Beyond the limits
Drew Barnhardt on marrying art and exploitation in Rondo – Eye For Film 

The stage is set for shocking events in Rondo

In 1961, posters for Roger Corman’s Edgar Allen Poe adaptation The Pit And The Pendulum promised to pay £10,000 to the family of the first audience member who died of fright. Drew Barnhardt’s Rondo takes a similar approach with a poster warning viewers that what they are about to see may shock them beyond human endurance. It’s weird, it’s wild! the posters warn. It features sex, murder and revenge. Well, what’s not to like?
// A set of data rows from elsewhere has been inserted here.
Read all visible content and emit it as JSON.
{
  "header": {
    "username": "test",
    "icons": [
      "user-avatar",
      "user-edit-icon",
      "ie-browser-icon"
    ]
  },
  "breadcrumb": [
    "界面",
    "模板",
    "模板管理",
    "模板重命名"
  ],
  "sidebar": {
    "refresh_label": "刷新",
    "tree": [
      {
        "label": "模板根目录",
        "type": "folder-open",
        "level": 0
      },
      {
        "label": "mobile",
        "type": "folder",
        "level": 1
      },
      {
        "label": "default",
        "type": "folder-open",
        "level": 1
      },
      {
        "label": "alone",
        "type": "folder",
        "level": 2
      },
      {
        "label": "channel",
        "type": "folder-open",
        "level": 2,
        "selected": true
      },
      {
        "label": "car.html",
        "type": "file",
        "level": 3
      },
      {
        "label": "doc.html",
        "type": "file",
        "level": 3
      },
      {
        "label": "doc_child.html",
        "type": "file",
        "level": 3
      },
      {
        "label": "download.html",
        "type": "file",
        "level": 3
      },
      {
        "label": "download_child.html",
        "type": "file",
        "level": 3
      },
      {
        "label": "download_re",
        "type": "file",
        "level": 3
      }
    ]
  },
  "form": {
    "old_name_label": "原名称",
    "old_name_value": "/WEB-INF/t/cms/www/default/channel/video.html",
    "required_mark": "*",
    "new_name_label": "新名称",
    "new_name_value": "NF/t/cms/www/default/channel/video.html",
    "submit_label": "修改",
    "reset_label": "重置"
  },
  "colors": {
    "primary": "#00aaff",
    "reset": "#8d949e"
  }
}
Of course, it’s a difficult thing to shock audiences in this day and age. When Drew agreed to answer some questions about the film, I began by asking him if this approach was primarily a stylistic thing or was he seriously trying to shock. Does he think, based on reactions so far, that he got away with it?

Do you know what you’re letting yourself in for?
“It’s funny,” he responds. “I never really found anything in the movie ‘shocking’. To me it was all just amusing. I guess that’s a bit of the movie-prankster impulse coming out. I relished the opportunity to use a few cinematic tricks from some of my favourite movies to keep the audience on their toes (and to entertain myself in the process).

“Since it was going to be a low budget affair I knew that the storyline had better keep people interested. Sex. Violence. Twists. Humour. So that was how I approached it; try to keep the audience engaged. If some are shocked then great! If not, then I hope they get a chuckle out of it.”